I took a painting course, in French. My first effort, this rose, was an exercise in form, colour and patience. When our friend Bernard heard about my efforts, he gave me the generous gift of art supplies he'd inherited, including a burled-wood palette so patinaed with paint and wear that I'll display it, in memory of his friend Michel.

I met a gifted "real" artist, Beth Adams, who shares her work on her blog, The Cassandra Pages. She shows her watercolours and sketches, among other marvels. For a time, she completed one drawing every day, and so exquisitely. 

Beth sings, gardens, sews, teaches meditation, owns a small press and graphic design business, and paints. She writes eloquently, bringing her eye and nuanced appreciation to The Cassandra Pages.

When Good & Company held a sale, it was time to choose a supple, airy chiffon scarf as my "Hello, 65" gift. Since we live in Little Italy, "Sicilian Specialities" is right at home.  Which photo below is the scarf and which an actual display in a store on my street?
 




The top one! Folded, the print is less evident, but the colours meld beautifully:



Jules and Etienne cut the communal cake
I wasn't the only summer birthday! Our twin sons turned 26. Friends and family joined them and Etienne's sweetie, Tash, whose birthday was the day before, to celebrate with a backyard party.


What's better than Montréal in summer? Montréal in fall, when every last drop of light, every turning leaf is precious.

"And the sun pours down like honey
On Our Lady of the Harbour..." 
sang Leonard Cohen in "Suzanne". 

He was writing about this place, and, I like to imagine, this time of year, when we hoard the handful of remaining golden days before the deepening shadows of fall.

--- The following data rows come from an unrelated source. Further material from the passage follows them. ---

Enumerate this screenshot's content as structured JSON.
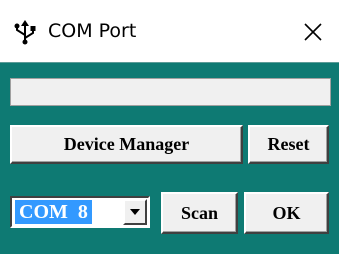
{
  "window": {
    "title": "COM Port",
    "icon": "usb-icon",
    "close_icon": "close-icon"
  },
  "status": {
    "value": ""
  },
  "buttons": {
    "device_manager": "Device Manager",
    "reset": "Reset",
    "scan": "Scan",
    "ok": "OK"
  },
  "port_select": {
    "selected": "COM  8",
    "arrow_icon": "dropdown-arrow-icon"
  },
  "colors": {
    "client_background": "#0e7a73",
    "selection_highlight": "#3399ff",
    "button_face": "#f0f0f0"
  }
}
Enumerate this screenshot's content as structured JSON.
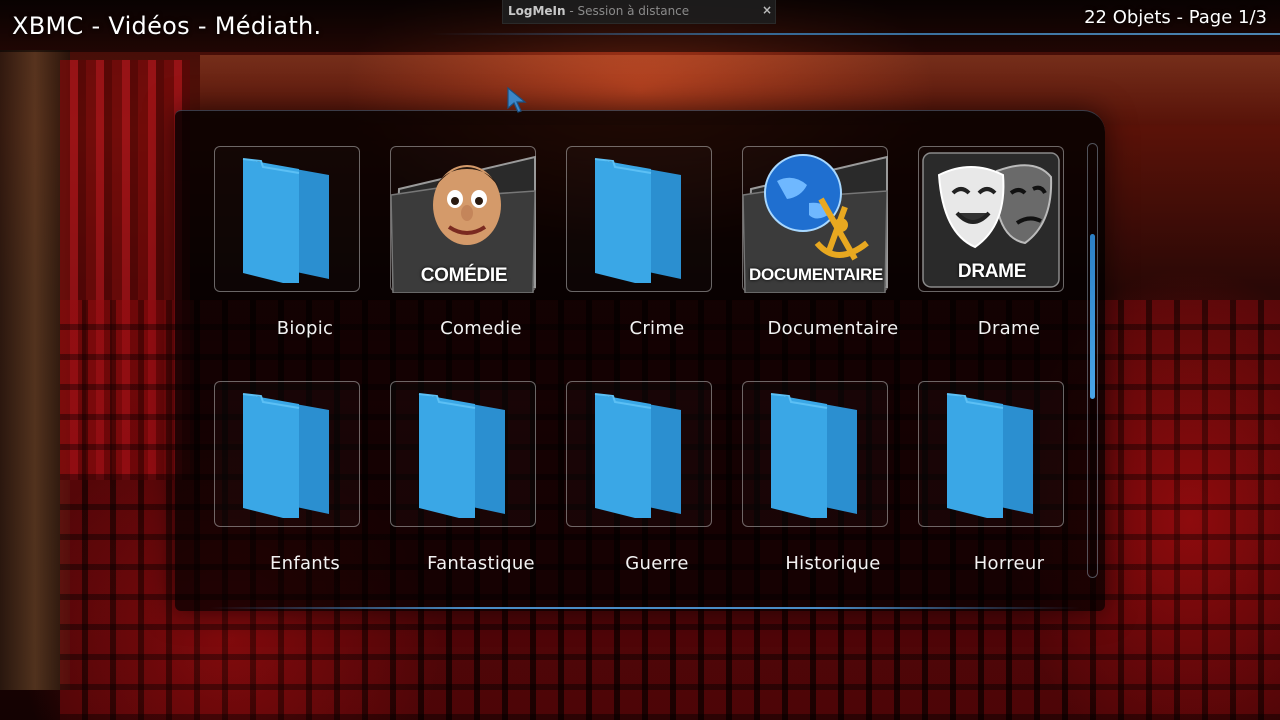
{
  "header": {
    "title": "XBMC - Vidéos - Médiath.",
    "page_info": "22 Objets - Page 1/3"
  },
  "remote_tab": {
    "brand": "LogMeIn",
    "subtitle": " - Session à distance",
    "close": "×"
  },
  "grid": {
    "items": [
      {
        "label": "Biopic",
        "icon": "folder-icon"
      },
      {
        "label": "Comedie",
        "icon": "comedy-thumbnail",
        "caption": "COMÉDIE"
      },
      {
        "label": "Crime",
        "icon": "folder-icon"
      },
      {
        "label": "Documentaire",
        "icon": "documentary-thumbnail",
        "caption": "DOCUMENTAIRE"
      },
      {
        "label": "Drame",
        "icon": "drama-masks-thumbnail",
        "caption": "DRAME"
      },
      {
        "label": "Enfants",
        "icon": "folder-icon"
      },
      {
        "label": "Fantastique",
        "icon": "folder-icon"
      },
      {
        "label": "Guerre",
        "icon": "folder-icon"
      },
      {
        "label": "Historique",
        "icon": "folder-icon"
      },
      {
        "label": "Horreur",
        "icon": "folder-icon"
      }
    ]
  },
  "scroll": {
    "page": 1,
    "total_pages": 3,
    "fraction_visible": 0.38
  },
  "colors": {
    "accent": "#3da0e6",
    "folder": "#3aa3e0",
    "panel": "#000000"
  }
}
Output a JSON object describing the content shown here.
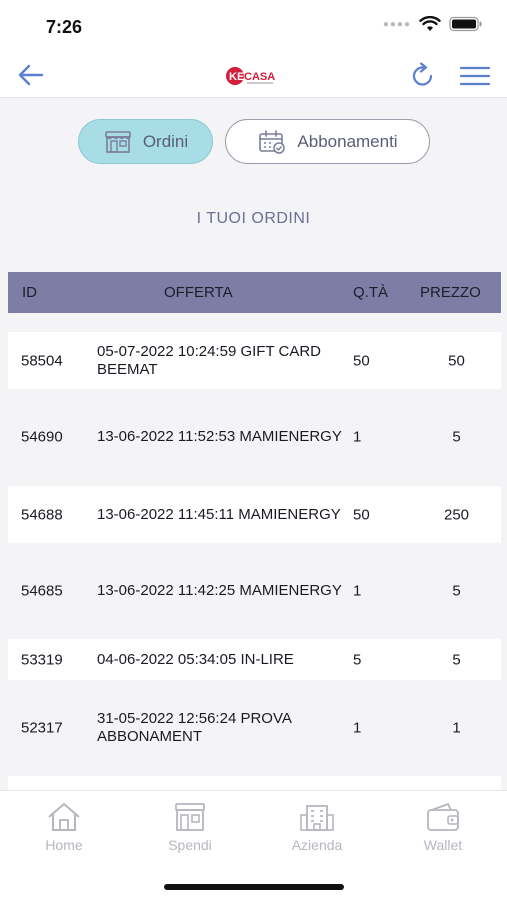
{
  "status": {
    "time": "7:26"
  },
  "segments": {
    "ordini": "Ordini",
    "abbonamenti": "Abbonamenti"
  },
  "section_title": "I TUOI ORDINI",
  "table": {
    "headers": {
      "id": "ID",
      "offerta": "OFFERTA",
      "qta": "Q.TÀ",
      "prezzo": "PREZZO"
    },
    "rows": [
      {
        "id": "58504",
        "offerta": "05-07-2022 10:24:59 GIFT CARD BEEMAT",
        "qta": "50",
        "prezzo": "50"
      },
      {
        "id": "54690",
        "offerta": "13-06-2022 11:52:53 MAMIENERGY",
        "qta": "1",
        "prezzo": "5"
      },
      {
        "id": "54688",
        "offerta": "13-06-2022 11:45:11 MAMIENERGY",
        "qta": "50",
        "prezzo": "250"
      },
      {
        "id": "54685",
        "offerta": "13-06-2022 11:42:25 MAMIENERGY",
        "qta": "1",
        "prezzo": "5"
      },
      {
        "id": "53319",
        "offerta": "04-06-2022 05:34:05 IN-LIRE",
        "qta": "5",
        "prezzo": "5"
      },
      {
        "id": "52317",
        "offerta": "31-05-2022 12:56:24 PROVA ABBONAMENT",
        "qta": "1",
        "prezzo": "1"
      }
    ]
  },
  "tabs": {
    "home": "Home",
    "spendi": "Spendi",
    "azienda": "Azienda",
    "wallet": "Wallet"
  },
  "colors": {
    "header_bg": "#7c7ea5",
    "active_segment": "#a9dde6",
    "accent": "#5b7fd1",
    "logo_red": "#d21f3c"
  }
}
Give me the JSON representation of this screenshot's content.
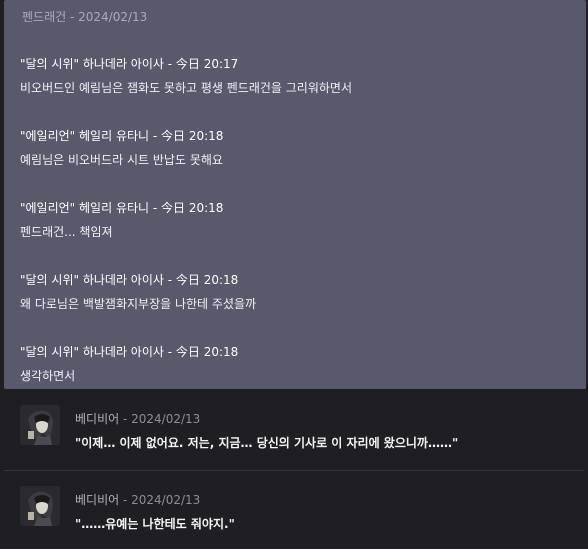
{
  "quote": {
    "header": "펜드래건 - 2024/02/13",
    "lines": [
      "\"달의 시위\" 하나데라 아이사 - 今日 20:17",
      "비오버드인 예림님은 잼화도 못하고 평생 펜드래건을 그리워하면서",
      "\"에일리언\" 헤일리 유타니 - 今日 20:18",
      "예림님은 비오버드라 시트 반납도 못해요",
      "\"에일리언\" 헤일리 유타니 - 今日 20:18",
      "펜드래건... 책임져",
      "\"달의 시위\" 하나데라 아이사 - 今日 20:18",
      "왜 다로님은 백발잼화지부장을 나한테 주셨을까",
      "\"달의 시위\" 하나데라 아이사 - 今日 20:18",
      "생각하면서"
    ]
  },
  "messages": [
    {
      "author": "베디비어",
      "date": " - 2024/02/13",
      "text": "\"이제… 이제 없어요. 저는, 지금… 당신의 기사로 이 자리에 왔으니까……\""
    },
    {
      "author": "베디비어",
      "date": " - 2024/02/13",
      "text": "\"……유예는 나한테도 줘야지.\""
    }
  ]
}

I hope you, too, have sunny summer souvenirs. Thank you for returning!